= Beginning of Section =

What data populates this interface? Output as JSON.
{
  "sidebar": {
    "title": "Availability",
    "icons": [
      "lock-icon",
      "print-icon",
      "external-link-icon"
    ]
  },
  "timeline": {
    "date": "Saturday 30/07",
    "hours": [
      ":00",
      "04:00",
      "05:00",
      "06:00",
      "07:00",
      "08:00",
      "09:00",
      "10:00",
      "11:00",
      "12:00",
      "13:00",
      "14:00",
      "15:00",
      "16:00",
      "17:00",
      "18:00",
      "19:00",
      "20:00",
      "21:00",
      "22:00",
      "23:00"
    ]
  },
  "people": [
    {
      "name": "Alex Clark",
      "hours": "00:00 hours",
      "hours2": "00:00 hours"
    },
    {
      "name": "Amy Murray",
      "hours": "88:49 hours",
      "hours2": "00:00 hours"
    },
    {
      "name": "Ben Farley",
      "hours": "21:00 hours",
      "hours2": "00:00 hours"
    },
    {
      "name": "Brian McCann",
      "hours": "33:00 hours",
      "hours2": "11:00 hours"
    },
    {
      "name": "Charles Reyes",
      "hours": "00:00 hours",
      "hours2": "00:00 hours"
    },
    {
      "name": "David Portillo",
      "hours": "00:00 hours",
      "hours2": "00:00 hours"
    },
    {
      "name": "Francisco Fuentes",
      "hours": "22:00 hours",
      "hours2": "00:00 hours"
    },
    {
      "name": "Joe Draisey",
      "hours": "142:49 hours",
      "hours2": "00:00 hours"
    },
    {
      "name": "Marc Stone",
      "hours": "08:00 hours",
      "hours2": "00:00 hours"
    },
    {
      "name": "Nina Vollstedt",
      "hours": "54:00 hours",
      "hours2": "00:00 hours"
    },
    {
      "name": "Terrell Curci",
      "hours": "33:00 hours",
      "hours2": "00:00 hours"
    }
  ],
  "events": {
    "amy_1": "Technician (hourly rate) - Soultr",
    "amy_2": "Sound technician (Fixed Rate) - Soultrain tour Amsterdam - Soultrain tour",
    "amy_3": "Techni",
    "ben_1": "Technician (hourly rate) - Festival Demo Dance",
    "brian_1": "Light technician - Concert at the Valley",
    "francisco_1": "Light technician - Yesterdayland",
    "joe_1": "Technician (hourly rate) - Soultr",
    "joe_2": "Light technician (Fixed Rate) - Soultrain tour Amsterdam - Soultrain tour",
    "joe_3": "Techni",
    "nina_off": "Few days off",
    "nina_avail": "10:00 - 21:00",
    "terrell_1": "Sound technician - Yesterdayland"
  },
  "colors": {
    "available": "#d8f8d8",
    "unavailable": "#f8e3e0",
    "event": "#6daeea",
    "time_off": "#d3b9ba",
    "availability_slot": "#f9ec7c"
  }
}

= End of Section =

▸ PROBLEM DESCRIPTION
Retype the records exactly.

▸ PROBLEM SOLUTION
What data populates this interface? Output as JSON.
{
  "sidebar": {
    "title": "Availability",
    "icons": [
      "lock-icon",
      "print-icon",
      "external-link-icon"
    ]
  },
  "timeline": {
    "date": "Saturday 30/07",
    "hours": [
      ":00",
      "04:00",
      "05:00",
      "06:00",
      "07:00",
      "08:00",
      "09:00",
      "10:00",
      "11:00",
      "12:00",
      "13:00",
      "14:00",
      "15:00",
      "16:00",
      "17:00",
      "18:00",
      "19:00",
      "20:00",
      "21:00",
      "22:00",
      "23:00"
    ]
  },
  "people": [
    {
      "name": "Alex Clark",
      "hours": "00:00 hours",
      "hours2": "00:00 hours"
    },
    {
      "name": "Amy Murray",
      "hours": "88:49 hours",
      "hours2": "00:00 hours"
    },
    {
      "name": "Ben Farley",
      "hours": "21:00 hours",
      "hours2": "00:00 hours"
    },
    {
      "name": "Brian McCann",
      "hours": "33:00 hours",
      "hours2": "11:00 hours"
    },
    {
      "name": "Charles Reyes",
      "hours": "00:00 hours",
      "hours2": "00:00 hours"
    },
    {
      "name": "David Portillo",
      "hours": "00:00 hours",
      "hours2": "00:00 hours"
    },
    {
      "name": "Francisco Fuentes",
      "hours": "22:00 hours",
      "hours2": "00:00 hours"
    },
    {
      "name": "Joe Draisey",
      "hours": "142:49 hours",
      "hours2": "00:00 hours"
    },
    {
      "name": "Marc Stone",
      "hours": "08:00 hours",
      "hours2": "00:00 hours"
    },
    {
      "name": "Nina Vollstedt",
      "hours": "54:00 hours",
      "hours2": "00:00 hours"
    },
    {
      "name": "Terrell Curci",
      "hours": "33:00 hours",
      "hours2": "00:00 hours"
    }
  ],
  "events": {
    "amy_1": "Technician (hourly rate) - Soultr",
    "amy_2": "Sound technician (Fixed Rate) - Soultrain tour Amsterdam - Soultrain tour",
    "amy_3": "Techni",
    "ben_1": "Technician (hourly rate) - Festival Demo Dance",
    "brian_1": "Light technician - Concert at the Valley",
    "francisco_1": "Light technician - Yesterdayland",
    "joe_1": "Technician (hourly rate) - Soultr",
    "joe_2": "Light technician (Fixed Rate) - Soultrain tour Amsterdam - Soultrain tour",
    "joe_3": "Techni",
    "nina_off": "Few days off",
    "nina_avail": "10:00 - 21:00",
    "terrell_1": "Sound technician - Yesterdayland"
  },
  "colors": {
    "available": "#d8f8d8",
    "unavailable": "#f8e3e0",
    "event": "#6daeea",
    "time_off": "#d3b9ba",
    "availability_slot": "#f9ec7c"
  }
}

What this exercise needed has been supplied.